Discussing homelessness in Montreal: during the pandemic and beyond


by Maïa Dakessian, Science & Policy Exchange (SPE)

Unsurprisingly, it wasn’t enough for the government to simply say “it’s going to be okay”.

During the COVID-19 pandemic, social distancing policies were put in place to limit the spread of the virus and protect the population, especially the most vulnerable. On the other hand, physical distancing had a negative impact on the mental health of many people. For example, without a home to call their own, social distancing policies have made the situation even worse for the homeless. Unsurprisingly, it wasn’t enough for the government to simply say “it’s going to be okay”.

Social distancing policies were not adapted to all populations. Indeed, people living in precarious conditions or in homelessness faced a number of difficulties in this respect. For example, at the start of the pandemic, many assistance centers reduced the number of places available, or even closed their doors.

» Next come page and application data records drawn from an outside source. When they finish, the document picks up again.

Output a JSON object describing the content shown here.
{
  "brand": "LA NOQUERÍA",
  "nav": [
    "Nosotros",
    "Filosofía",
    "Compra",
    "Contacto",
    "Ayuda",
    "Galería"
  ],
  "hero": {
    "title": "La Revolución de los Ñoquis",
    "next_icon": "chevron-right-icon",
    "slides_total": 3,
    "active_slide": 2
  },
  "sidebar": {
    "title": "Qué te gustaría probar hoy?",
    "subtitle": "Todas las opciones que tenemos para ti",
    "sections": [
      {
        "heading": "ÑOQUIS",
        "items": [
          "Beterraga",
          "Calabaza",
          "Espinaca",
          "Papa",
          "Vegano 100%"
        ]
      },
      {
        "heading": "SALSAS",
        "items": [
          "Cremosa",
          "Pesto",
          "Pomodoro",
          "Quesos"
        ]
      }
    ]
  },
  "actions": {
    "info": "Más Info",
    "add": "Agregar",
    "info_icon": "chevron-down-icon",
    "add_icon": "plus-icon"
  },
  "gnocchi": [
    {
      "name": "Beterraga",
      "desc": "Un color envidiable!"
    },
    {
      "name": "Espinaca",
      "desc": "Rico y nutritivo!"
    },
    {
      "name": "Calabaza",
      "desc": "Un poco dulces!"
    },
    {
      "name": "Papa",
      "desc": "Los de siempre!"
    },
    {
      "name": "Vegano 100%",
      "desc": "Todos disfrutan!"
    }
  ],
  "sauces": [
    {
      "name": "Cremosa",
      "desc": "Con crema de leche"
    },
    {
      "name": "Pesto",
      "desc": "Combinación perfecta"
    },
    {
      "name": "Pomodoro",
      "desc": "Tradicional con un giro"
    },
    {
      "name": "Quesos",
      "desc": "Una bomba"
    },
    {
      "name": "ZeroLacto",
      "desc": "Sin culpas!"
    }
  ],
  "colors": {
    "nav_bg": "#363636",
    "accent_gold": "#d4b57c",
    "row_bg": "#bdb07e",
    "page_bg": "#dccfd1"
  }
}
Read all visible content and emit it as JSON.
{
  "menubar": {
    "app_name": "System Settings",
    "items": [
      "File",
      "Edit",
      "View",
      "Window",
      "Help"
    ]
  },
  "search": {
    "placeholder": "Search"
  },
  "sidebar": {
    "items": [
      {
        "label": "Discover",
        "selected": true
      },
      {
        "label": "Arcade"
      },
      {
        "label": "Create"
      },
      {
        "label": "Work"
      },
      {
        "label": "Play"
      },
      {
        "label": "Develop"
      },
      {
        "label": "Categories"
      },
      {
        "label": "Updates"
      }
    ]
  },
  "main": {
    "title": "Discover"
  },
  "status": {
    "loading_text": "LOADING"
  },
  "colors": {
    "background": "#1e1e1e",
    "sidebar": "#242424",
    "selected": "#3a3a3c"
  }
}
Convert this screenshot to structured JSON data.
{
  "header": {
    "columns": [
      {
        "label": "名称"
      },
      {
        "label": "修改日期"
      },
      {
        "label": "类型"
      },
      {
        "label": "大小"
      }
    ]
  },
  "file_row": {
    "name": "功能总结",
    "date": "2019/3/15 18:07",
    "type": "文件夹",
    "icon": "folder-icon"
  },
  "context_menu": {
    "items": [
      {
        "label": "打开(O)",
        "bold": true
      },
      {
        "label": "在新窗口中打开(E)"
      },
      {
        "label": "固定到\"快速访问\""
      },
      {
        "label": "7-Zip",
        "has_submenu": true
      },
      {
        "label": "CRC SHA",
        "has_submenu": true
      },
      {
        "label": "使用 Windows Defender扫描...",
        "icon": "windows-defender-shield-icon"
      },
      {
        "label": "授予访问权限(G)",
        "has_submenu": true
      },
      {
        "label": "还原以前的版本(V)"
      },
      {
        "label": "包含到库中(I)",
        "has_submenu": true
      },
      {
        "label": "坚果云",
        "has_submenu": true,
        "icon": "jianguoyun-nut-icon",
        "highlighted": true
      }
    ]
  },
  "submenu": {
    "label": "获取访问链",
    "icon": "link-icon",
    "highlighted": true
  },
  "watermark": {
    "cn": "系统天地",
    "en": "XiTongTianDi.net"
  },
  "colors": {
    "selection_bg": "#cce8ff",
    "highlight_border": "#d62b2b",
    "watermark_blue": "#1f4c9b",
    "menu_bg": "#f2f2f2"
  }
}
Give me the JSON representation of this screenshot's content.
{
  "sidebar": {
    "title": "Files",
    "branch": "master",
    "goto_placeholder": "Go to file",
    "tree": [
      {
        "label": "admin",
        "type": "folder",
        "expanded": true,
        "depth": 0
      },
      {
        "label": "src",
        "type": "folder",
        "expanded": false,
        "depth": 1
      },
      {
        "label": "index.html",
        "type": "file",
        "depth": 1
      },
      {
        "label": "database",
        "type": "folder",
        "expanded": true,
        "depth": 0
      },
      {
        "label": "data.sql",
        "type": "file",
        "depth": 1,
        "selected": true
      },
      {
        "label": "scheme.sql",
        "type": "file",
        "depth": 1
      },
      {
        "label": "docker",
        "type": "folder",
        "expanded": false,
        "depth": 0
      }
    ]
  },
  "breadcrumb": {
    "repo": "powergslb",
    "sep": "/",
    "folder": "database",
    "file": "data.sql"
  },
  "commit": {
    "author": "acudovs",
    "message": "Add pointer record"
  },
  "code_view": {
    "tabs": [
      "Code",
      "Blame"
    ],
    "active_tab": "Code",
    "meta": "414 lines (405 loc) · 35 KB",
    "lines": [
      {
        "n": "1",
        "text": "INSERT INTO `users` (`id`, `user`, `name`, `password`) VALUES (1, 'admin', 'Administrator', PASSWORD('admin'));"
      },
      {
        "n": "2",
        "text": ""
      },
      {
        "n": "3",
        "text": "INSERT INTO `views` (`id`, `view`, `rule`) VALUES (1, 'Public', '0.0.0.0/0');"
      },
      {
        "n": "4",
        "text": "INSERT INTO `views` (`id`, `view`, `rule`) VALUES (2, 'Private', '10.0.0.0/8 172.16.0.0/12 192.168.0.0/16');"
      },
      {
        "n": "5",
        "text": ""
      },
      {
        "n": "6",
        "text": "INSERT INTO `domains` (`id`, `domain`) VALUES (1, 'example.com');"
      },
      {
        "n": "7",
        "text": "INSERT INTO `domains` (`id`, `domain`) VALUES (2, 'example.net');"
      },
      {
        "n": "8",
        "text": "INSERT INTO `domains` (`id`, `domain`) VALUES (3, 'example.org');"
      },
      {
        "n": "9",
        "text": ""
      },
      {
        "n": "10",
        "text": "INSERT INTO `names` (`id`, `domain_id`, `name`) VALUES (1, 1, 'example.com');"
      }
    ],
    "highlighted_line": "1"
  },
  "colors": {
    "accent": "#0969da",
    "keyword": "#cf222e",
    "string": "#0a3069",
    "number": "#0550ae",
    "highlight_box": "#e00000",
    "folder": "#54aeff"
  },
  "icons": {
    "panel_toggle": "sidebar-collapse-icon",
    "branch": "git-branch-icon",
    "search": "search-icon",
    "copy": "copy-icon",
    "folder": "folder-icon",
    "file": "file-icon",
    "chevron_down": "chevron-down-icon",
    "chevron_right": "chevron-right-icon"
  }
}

This also increased the vulnerability of people with addictions.

With the 2-meter distancing restriction and almost deserted streets, the rate of mendicancy during the pandemic dropped significantly. What’s more, many homeless people were unable to obtain a mask, or didn’t understand the importance of putting one on. So, with little cash on hand — and a decline in the number of local cafés and businesses that continued to accept cash as a form of payment — and the difficulty of accessing places that required people to wear masks, homeless people had great difficulty obtaining food or other necessities.

The pandemic added yet another constraint to an already unbearable homelessness situation. In fact, it amplified the uncertainties that the homeless already face on a daily basis. How does one find out what the new opening hours of the day center are? How does one know if a bed will be available? Have eligibility criteria changed?

In 2020, emergency and support services in Montreal provided only essential services such as meals, a bed and access to hot water. As a result, day centers for the homeless no longer offered social activities.

Supporting the houseless community

In Montreal, certain measures were adopted to help houseless people during the pandemic. In particular, the opening of three emergency shelter sites made it possible to accommodate a decent number of people until March 2021. However, this was not enough given the harsh Quebec winter and the doubling of the number of houseless people in Montreal in 2020 compared to 2019. In addition, shelters require large amounts of funding to provide services. For example, a $15,000 grant to La Rue des femmes, an organization that supports homeless women, only kept 10 additional beds open during the winter.

How can we effectively count the number of houseless people to implement better measures in the long term? Those who are counted are usually those who visit drop-in centers or those who use emergency shelters. This does not include the many others who may be more discreet.

During the pandemic, the Réseau d’aide aux personnes seules et itinérantes de Montréal urged “the three levels of government to coordinate support measures without delay to ensure that the social safety net that protects homeless people can withstand this crisis.” Financial support from our governments is necessary so that community organizations can continue to carry out their mission to help the houseless. Towards Home is a national strategy to reduce chronic houselessness in Canada by 50% by the fiscal year 2027–2028. The provincial and federal governments have entered into an agreement to financially support this at-risk population by providing medical and mental health services, for instance.

The COVID-19 pandemic has opened our eyes to a variety of issues. Houselessness is often a topic that is left out of the discussion, but it is high time that concrete action is taken in the long term; pandemic or not. We have a commitment to our society. If not to solve the problem of houselessness, then to recognize and discuss this reality and the issues associated with it.



Science & Policy Exchange

A student-run non-profit that works to foster the student voice in science policy and evidence-informed policy-making in Canada. Based in Montreal.